As already noted, French goods accounted for a substantial proportion of English trade, particularly that of the West Country ports, and its banning marked a considerable disruption of normal commercial activity. 105 The prohibition was unpopular, too, with customs officers, since, if goods which otherwise would have been imported legally were smuggled, fee income was lost. C. , xxxv (1982), 354–8; A. , ix (1929), 81. 101 See Appendix II. B. Stephens, Seventeenth-Century Exeter: A study of industrial and commercial development, 1625–1688 (Exeter, 1958), 114, 175.
Freeman, Dartmouth: A new history of the port and its people (Dartmouth, 1983), 67, 70–1, 75; P. Russell, Dartmouth (1950), 105–6. P. Chope, ‘Customs establishment in Devon and Cornwall’, D&CN&Q xv (1928–9), 166. 168; CTB VI, 595, 596, 626, 698, 810; M. 47 After the collectors, the most important and highest paid of these executive officers were the surveyors, in the larger ports distinguished as landsurveyors or tidesurveyors. The latter boarded ships arriving in port and, after ships’ masters had declared their cargoes on oath, appointed tidewaiters and boatmen to inspect the vessels for hidden goods and to guard them until they unloaded at a legal quay under the supervision of landsurveyors and their subordinate landwaiters.

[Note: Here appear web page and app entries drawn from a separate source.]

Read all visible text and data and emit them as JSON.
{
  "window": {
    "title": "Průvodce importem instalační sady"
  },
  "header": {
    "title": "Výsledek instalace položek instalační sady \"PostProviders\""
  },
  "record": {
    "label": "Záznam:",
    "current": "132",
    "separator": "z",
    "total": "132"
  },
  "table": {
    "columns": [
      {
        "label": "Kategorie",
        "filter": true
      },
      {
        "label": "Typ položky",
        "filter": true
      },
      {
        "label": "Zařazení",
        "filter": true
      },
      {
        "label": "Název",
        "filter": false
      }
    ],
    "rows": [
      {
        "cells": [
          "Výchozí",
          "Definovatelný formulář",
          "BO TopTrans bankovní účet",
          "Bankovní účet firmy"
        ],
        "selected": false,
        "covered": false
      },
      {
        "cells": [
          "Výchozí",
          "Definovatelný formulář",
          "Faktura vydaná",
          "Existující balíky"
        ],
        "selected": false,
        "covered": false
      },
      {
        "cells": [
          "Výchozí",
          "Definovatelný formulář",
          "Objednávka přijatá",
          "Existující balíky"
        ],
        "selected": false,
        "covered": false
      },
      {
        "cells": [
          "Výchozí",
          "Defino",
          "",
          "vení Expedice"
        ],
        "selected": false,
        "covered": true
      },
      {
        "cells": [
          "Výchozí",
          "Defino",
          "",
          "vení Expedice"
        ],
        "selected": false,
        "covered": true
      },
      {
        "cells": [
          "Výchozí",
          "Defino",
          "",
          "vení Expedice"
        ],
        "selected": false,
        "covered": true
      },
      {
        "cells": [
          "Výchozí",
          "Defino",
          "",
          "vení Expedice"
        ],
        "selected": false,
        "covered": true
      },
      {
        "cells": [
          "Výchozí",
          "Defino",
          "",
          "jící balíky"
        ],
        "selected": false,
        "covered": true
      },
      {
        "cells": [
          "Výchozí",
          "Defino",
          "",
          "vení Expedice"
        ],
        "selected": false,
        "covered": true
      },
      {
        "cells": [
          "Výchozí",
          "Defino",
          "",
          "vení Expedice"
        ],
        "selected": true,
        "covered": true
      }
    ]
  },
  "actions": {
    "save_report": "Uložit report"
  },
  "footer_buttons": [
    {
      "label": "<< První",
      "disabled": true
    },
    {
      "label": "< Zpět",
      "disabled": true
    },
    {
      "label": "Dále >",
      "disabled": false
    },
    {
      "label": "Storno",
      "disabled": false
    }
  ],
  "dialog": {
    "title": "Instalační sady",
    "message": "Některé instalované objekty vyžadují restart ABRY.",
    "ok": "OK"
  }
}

Only where physical violence was involved was imprisonment usual. 122 Prosecuted offenders were tried in the magistrates’ or assize courts or more often in the Exchequer Court, the traditional place for cases involving royal revenue. 124 Assize courts, too, were quite likely to side with the smuggler. 125 But even there the odds were often felt to be stacked against the prosecution. 128 One man who was so rewarded by Culliford was the serial smuggler Richard Upton whose confession is detailed below.